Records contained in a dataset
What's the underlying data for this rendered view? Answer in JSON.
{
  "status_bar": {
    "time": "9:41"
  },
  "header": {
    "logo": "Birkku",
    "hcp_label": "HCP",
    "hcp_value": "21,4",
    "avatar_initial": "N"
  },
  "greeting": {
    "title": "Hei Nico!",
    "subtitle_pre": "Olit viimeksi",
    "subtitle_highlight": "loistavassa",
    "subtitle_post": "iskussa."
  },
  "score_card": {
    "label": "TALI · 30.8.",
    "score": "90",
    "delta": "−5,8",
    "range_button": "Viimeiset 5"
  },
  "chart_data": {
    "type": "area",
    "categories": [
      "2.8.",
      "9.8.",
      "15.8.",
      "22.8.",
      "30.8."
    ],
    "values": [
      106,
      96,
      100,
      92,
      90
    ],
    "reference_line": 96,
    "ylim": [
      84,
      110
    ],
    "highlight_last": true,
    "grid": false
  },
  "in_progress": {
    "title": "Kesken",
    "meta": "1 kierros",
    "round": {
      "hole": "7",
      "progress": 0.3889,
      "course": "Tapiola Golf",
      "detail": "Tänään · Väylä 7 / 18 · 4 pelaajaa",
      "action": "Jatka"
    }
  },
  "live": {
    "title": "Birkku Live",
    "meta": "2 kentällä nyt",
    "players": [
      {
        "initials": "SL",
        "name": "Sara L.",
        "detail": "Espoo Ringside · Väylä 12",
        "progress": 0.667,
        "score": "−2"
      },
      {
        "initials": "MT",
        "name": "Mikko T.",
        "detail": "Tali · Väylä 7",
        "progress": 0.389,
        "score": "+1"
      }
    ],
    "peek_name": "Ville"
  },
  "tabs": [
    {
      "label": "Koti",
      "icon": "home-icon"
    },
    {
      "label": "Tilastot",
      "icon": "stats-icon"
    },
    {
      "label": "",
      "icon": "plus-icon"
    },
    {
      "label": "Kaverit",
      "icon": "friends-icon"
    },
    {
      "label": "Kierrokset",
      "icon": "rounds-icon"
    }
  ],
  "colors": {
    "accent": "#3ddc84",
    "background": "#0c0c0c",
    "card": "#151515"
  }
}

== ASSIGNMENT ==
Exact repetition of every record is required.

== TASK OUTPUT ==
What's the underlying data for this rendered view? Answer in JSON.
{
  "status_bar": {
    "time": "9:41"
  },
  "header": {
    "logo": "Birkku",
    "hcp_label": "HCP",
    "hcp_value": "21,4",
    "avatar_initial": "N"
  },
  "greeting": {
    "title": "Hei Nico!",
    "subtitle_pre": "Olit viimeksi",
    "subtitle_highlight": "loistavassa",
    "subtitle_post": "iskussa."
  },
  "score_card": {
    "label": "TALI · 30.8.",
    "score": "90",
    "delta": "−5,8",
    "range_button": "Viimeiset 5"
  },
  "chart_data": {
    "type": "area",
    "categories": [
      "2.8.",
      "9.8.",
      "15.8.",
      "22.8.",
      "30.8."
    ],
    "values": [
      106,
      96,
      100,
      92,
      90
    ],
    "reference_line": 96,
    "ylim": [
      84,
      110
    ],
    "highlight_last": true,
    "grid": false
  },
  "in_progress": {
    "title": "Kesken",
    "meta": "1 kierros",
    "round": {
      "hole": "7",
      "progress": 0.3889,
      "course": "Tapiola Golf",
      "detail": "Tänään · Väylä 7 / 18 · 4 pelaajaa",
      "action": "Jatka"
    }
  },
  "live": {
    "title": "Birkku Live",
    "meta": "2 kentällä nyt",
    "players": [
      {
        "initials": "SL",
        "name": "Sara L.",
        "detail": "Espoo Ringside · Väylä 12",
        "progress": 0.667,
        "score": "−2"
      },
      {
        "initials": "MT",
        "name": "Mikko T.",
        "detail": "Tali · Väylä 7",
        "progress": 0.389,
        "score": "+1"
      }
    ],
    "peek_name": "Ville"
  },
  "tabs": [
    {
      "label": "Koti",
      "icon": "home-icon"
    },
    {
      "label": "Tilastot",
      "icon": "stats-icon"
    },
    {
      "label": "",
      "icon": "plus-icon"
    },
    {
      "label": "Kaverit",
      "icon": "friends-icon"
    },
    {
      "label": "Kierrokset",
      "icon": "rounds-icon"
    }
  ],
  "colors": {
    "accent": "#3ddc84",
    "background": "#0c0c0c",
    "card": "#151515"
  }
}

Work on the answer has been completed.